Alan didn’t eat well at dinner that night. He almost forgot to eat at all. Arriving late, he got the bottom of the barrel so it wasn’t exactly hard to lackadaisically poke at his food. Alan had zoned out to such an extent that he didn’t notice when Marshall sat down next to him with Athena.
“Hey, kid. I told you not to be later,” Marshall quipped, looking down at Alan’s slop.
“Huh?” Alan looked up as if snapped out of his hypnosis. Athena rolled her eyes in a light, playful manner and went back to eating her pudding. “I was just…”
“I remember my first day too,” Marshall joked and slapped Alan on the back, a bit too hard for him. Alan coughed a bit and went back to poking at his food. “It gets better. Well, it gets easier.”
“It doesn’t,” Athena retorted, her eyes on her pudding. “But you can trick yourself for long enough.”
“Thanks,” Alan replied sarcastically.
“I’m just being honest, Alan. This place doesn’t change. You change. We all change. Enough to get through another day. Sometimes that’s enough.”
“Athena,” Marshall said, his voice sounding paternal.
“Marshall, stop patronizing him. He knows what situation we’re in. To say otherwise is to treat him like a kid, and he’s not. None of us are anymore. We don’t have that luxury. And don’t tell me I’m being pessimistic.”
“Get out of my head, Athena,” Marshall replied in a calm, but firm manner.
“I’m not in your head, Marshall. We agreed I wouldn’t do that to you. But I’ve known you long enough to know when we’re in for another Marshall sunshine speech, and I’m not having it today. Nick was an idiot, but he was our idiot. And I know, Alan didn’t mean to get him in trouble, but he did.”
She was a reader. Alan didn’t think to ask before, but now it was right in front of him. Athena could read people’s minds. Could she read his mind too?
“Only what’s on the surface,” Athena replied out loud to Alan’s thought, “But I try not to do it. It doesn’t seem polite.”
“Athena,” Marshall said, his voice repentant. Athena pushed herself away from the table.
“Don’t worry about it, Marshall. I wasn’t that hungry. I’m going to take a walk.”
Athena left Alan and Marshall alone at the cafeteria table.
“That would’ve been good to know about Athena,” Alan lectured Marshall. “I mean what if…”

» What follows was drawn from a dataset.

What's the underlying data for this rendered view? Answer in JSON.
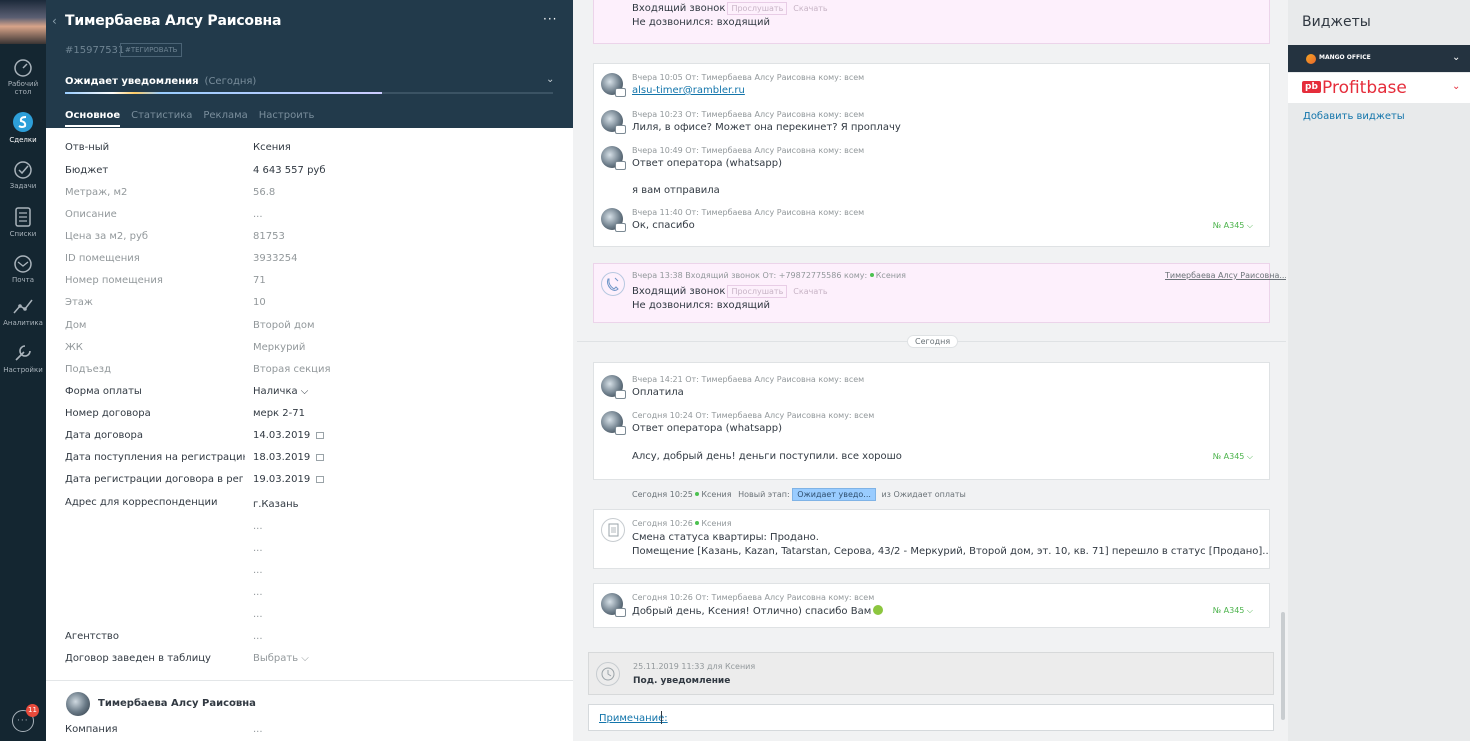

“Kid… Alan, if Athena wanted to know something about you, she’d figure out how to get it. But she doesn’t care. So don’t worry about it. I would’ve told you if it had crossed my mind. Enjoy your dinner.”
Marshall got up and left the cafeteria, leaving Alan alone to ponder his slop.
After dinner, Alan took a walk around the complex, seeing how people kept their rooms. Nothing seemed different from his own stark room. A few people had colorful curtains instead of the drab gray ones that were in his room, but everything else seemed the same. He saw a few guys standing around in one of the doorways, mostly a few guys from the Magnets group. They gave Alan rude glares, and he guessed they had been friends with Nick. They dispersed and Alan saw that it had been Nick’s room they were standing around.
Alan stood in front of Nick’s room, somehow hoping he would just appear in the doorway and punch Alan’s lights out. But the doorway was empty. The door was opened, and the room had been stripped of any sense of living. The bathroom light was on, and all Alan could see was a mattress without its sheets. It was as naked as his heart felt. Back home when he ran his mouth or took a joke too far, he’d get popped in the face and that would be it. Now, Alan was responsible for a man being locked up. Well, more locked up than he already was.
Alan felt like he was fourteen again, waiting for his parents to come home from a date. But this time they weren’t coming home. In fact, they weren’t coming back, and they had abandoned Alan in this purgatory between the real world and death.
Alan didn’t realize he had garnered Marshall’s attention, who was walking back to his room that evening. Marshall could tell something was bothering Alan, and he knew what it was.
“Kid, if you didn’t show up to work today. Heck, if you never showed up to our camp ever, someone would’ve set Nick off; and he’d be seeing the Board anyway. Did you stop to wonder how he got the first two strikes? Sometimes you can’t stop people from doing what they want to do, and sometimes what they want to do is be self-righteous, or angry, or in charge. And you can’t fix people if they don’t want to be fixed. Nick Bradford had his issues long before you messed with his beam.
“Don’t think about how you can control his situation. You don’t owe him the patience. I can’t count how many times I tried to help Nick; kept him from getting caught, tried to work with him on his temper. He never wanted to get right. He got comfortable being a jerk, and he didn’t feel like changing. Now, I don’t know where he’s gone, but if they just moved him to a new camp; it’ll be the same there. If he’s not… well, if he’s not, then that’s on him. He knows the world we live in. You didn’t send Nick away, kid. That’s just how things are here, and Nick knew that already, and he still chose his path. Now, go to bed before lights out. You already have one strike.”